## ASSIGNMENT
Go over the material below and report every line that contains the word "value".

## ENTRIES SHOWN
*-*-*

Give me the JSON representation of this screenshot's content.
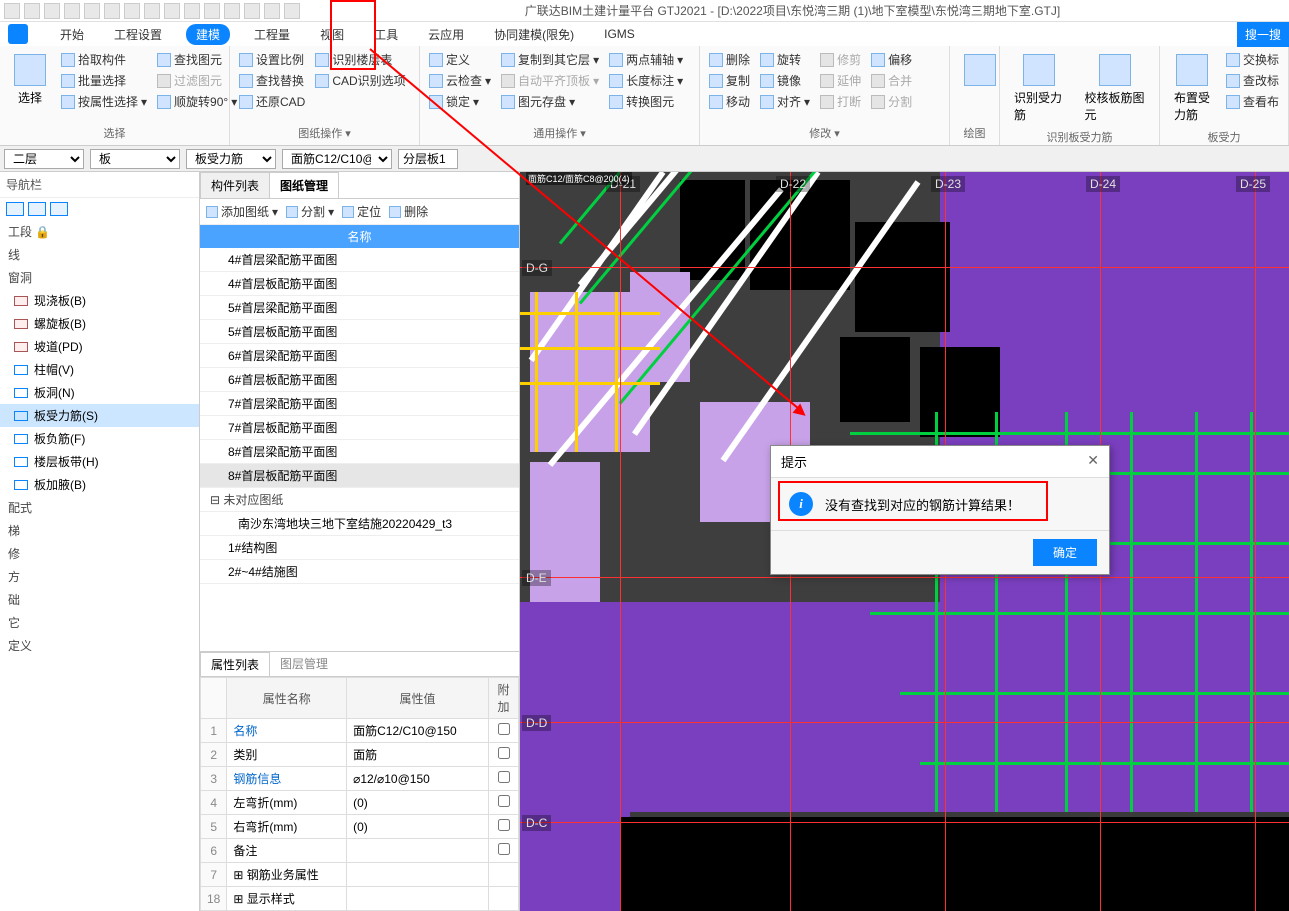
{
  "title": "广联达BIM土建计量平台 GTJ2021 - [D:\\2022项目\\东悦湾三期 (1)\\地下室模型\\东悦湾三期地下室.GTJ]",
  "menu": {
    "items": [
      "开始",
      "工程设置",
      "建模",
      "工程量",
      "视图",
      "工具",
      "云应用",
      "协同建模(限免)",
      "IGMS"
    ],
    "activeIndex": 2
  },
  "searchBtn": "搜一搜",
  "ribbon": {
    "select": {
      "big": "选择",
      "items": [
        "拾取构件",
        "批量选择",
        "按属性选择"
      ],
      "items2": [
        "查找图元",
        "过滤图元",
        "顺旋转90°"
      ],
      "label": "选择"
    },
    "cad": {
      "items": [
        "设置比例",
        "查找替换",
        "还原CAD"
      ],
      "items2": [
        "识别楼层表",
        "CAD识别选项"
      ],
      "label": "图纸操作"
    },
    "common": {
      "items": [
        "定义",
        "云检查",
        "锁定"
      ],
      "items2": [
        "复制到其它层",
        "自动平齐顶板",
        "图元存盘"
      ],
      "items3": [
        "两点辅轴",
        "长度标注",
        "转换图元"
      ],
      "label": "通用操作"
    },
    "modify": {
      "items": [
        "删除",
        "复制",
        "移动"
      ],
      "items2": [
        "旋转",
        "镜像",
        "对齐"
      ],
      "items3": [
        "修剪",
        "延伸",
        "打断"
      ],
      "items4": [
        "偏移",
        "合并",
        "分割"
      ],
      "label": "修改"
    },
    "draw": {
      "label": "绘图"
    },
    "recognize": {
      "big1": "识别受力筋",
      "big2": "校核板筋图元",
      "label": "识别板受力筋"
    },
    "layout": {
      "big": "布置受力筋",
      "items": [
        "交换标",
        "查改标",
        "查看布"
      ],
      "label": "板受力"
    }
  },
  "contextBar": {
    "floor": "二层",
    "cat": "板",
    "type": "板受力筋",
    "name": "面筋C12/C10@",
    "layer": "分层板1"
  },
  "nav": {
    "title": "导航栏",
    "groups": [
      "工段",
      "线",
      "窗洞"
    ],
    "leaves": [
      "现浇板(B)",
      "螺旋板(B)",
      "坡道(PD)",
      "柱帽(V)",
      "板洞(N)",
      "板受力筋(S)",
      "板负筋(F)",
      "楼层板带(H)",
      "板加腋(B)"
    ],
    "activeIndex": 5,
    "tail": [
      "配式",
      "梯",
      "修",
      "方",
      "础",
      "它",
      "定义"
    ]
  },
  "midTabs": {
    "tab1": "构件列表",
    "tab2": "图纸管理",
    "active": 1
  },
  "midToolbar": {
    "add": "添加图纸",
    "split": "分割",
    "locate": "定位",
    "del": "删除"
  },
  "nameHeader": "名称",
  "dwgList": [
    "4#首层梁配筋平面图",
    "4#首层板配筋平面图",
    "5#首层梁配筋平面图",
    "5#首层板配筋平面图",
    "6#首层梁配筋平面图",
    "6#首层板配筋平面图",
    "7#首层梁配筋平面图",
    "7#首层板配筋平面图",
    "8#首层梁配筋平面图",
    "8#首层板配筋平面图"
  ],
  "dwgSelectedIndex": 9,
  "dwgGroup": "未对应图纸",
  "dwgExtra": [
    "南沙东湾地块三地下室结施20220429_t3",
    "1#结构图",
    "2#~4#结施图"
  ],
  "propTabs": {
    "tab1": "属性列表",
    "tab2": "图层管理",
    "active": 0
  },
  "propHeaders": {
    "name": "属性名称",
    "value": "属性值",
    "extra": "附加"
  },
  "props": [
    {
      "n": "1",
      "name": "名称",
      "value": "面筋C12/C10@150",
      "link": true
    },
    {
      "n": "2",
      "name": "类别",
      "value": "面筋"
    },
    {
      "n": "3",
      "name": "钢筋信息",
      "value": "⌀12/⌀10@150",
      "link": true
    },
    {
      "n": "4",
      "name": "左弯折(mm)",
      "value": "(0)"
    },
    {
      "n": "5",
      "name": "右弯折(mm)",
      "value": "(0)"
    },
    {
      "n": "6",
      "name": "备注",
      "value": ""
    },
    {
      "n": "7",
      "name": "钢筋业务属性",
      "value": "",
      "expand": true
    },
    {
      "n": "18",
      "name": "显示样式",
      "value": "",
      "expand": true
    }
  ],
  "gridLabels": [
    "D-21",
    "D-22",
    "D-23",
    "D-24",
    "D-25"
  ],
  "gridRowLabels": [
    "D-G",
    "D-E",
    "D-D",
    "D-C"
  ],
  "overlayText": "面筋C12/面筋C8@200(4)",
  "dialog": {
    "title": "提示",
    "message": "没有查找到对应的钢筋计算结果！",
    "ok": "确定"
  }
}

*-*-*

## RESPONSE AREA
    "value": "属性值",
      "value": "面筋C12/C10@150",
      "value": "面筋"
      "value": "⌀12/⌀10@150",
      "value": "(0)"
      "value": "(0)"
      "value": ""
      "value": "",
      "value": "",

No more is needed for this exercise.